EXTRACTED DATA: Begin

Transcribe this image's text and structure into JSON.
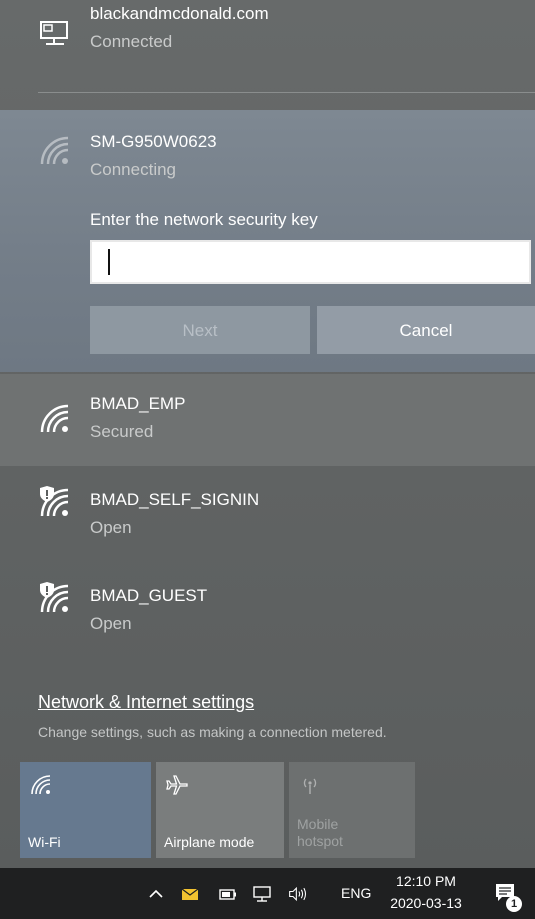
{
  "networks": {
    "connected": {
      "name": "blackandmcdonald.com",
      "status": "Connected",
      "icon": "ethernet-icon"
    },
    "active": {
      "name": "SM-G950W0623",
      "status": "Connecting",
      "icon": "wifi-icon",
      "key_label": "Enter the network security key",
      "key_value": "",
      "next_label": "Next",
      "cancel_label": "Cancel"
    },
    "list": [
      {
        "name": "BMAD_EMP",
        "status": "Secured",
        "icon": "wifi-icon"
      },
      {
        "name": "BMAD_SELF_SIGNIN",
        "status": "Open",
        "icon": "wifi-open-shield-icon"
      },
      {
        "name": "BMAD_GUEST",
        "status": "Open",
        "icon": "wifi-open-shield-icon"
      }
    ]
  },
  "settings": {
    "link": "Network & Internet settings",
    "description": "Change settings, such as making a connection metered."
  },
  "quick_actions": {
    "wifi": "Wi-Fi",
    "airplane": "Airplane mode",
    "hotspot_line1": "Mobile",
    "hotspot_line2": "hotspot"
  },
  "taskbar": {
    "language": "ENG",
    "time": "12:10 PM",
    "date": "2020-03-13",
    "notifications_count": "1"
  },
  "colors": {
    "accent": "#66798f",
    "taskbar": "#1f2021",
    "flyout_bg": "#636666"
  }
}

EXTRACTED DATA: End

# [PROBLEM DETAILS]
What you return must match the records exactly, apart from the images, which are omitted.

# [ANSWER TO THE PROBLEM]
Transcribe this image's text and structure into JSON.
{
  "networks": {
    "connected": {
      "name": "blackandmcdonald.com",
      "status": "Connected",
      "icon": "ethernet-icon"
    },
    "active": {
      "name": "SM-G950W0623",
      "status": "Connecting",
      "icon": "wifi-icon",
      "key_label": "Enter the network security key",
      "key_value": "",
      "next_label": "Next",
      "cancel_label": "Cancel"
    },
    "list": [
      {
        "name": "BMAD_EMP",
        "status": "Secured",
        "icon": "wifi-icon"
      },
      {
        "name": "BMAD_SELF_SIGNIN",
        "status": "Open",
        "icon": "wifi-open-shield-icon"
      },
      {
        "name": "BMAD_GUEST",
        "status": "Open",
        "icon": "wifi-open-shield-icon"
      }
    ]
  },
  "settings": {
    "link": "Network & Internet settings",
    "description": "Change settings, such as making a connection metered."
  },
  "quick_actions": {
    "wifi": "Wi-Fi",
    "airplane": "Airplane mode",
    "hotspot_line1": "Mobile",
    "hotspot_line2": "hotspot"
  },
  "taskbar": {
    "language": "ENG",
    "time": "12:10 PM",
    "date": "2020-03-13",
    "notifications_count": "1"
  },
  "colors": {
    "accent": "#66798f",
    "taskbar": "#1f2021",
    "flyout_bg": "#636666"
  }
}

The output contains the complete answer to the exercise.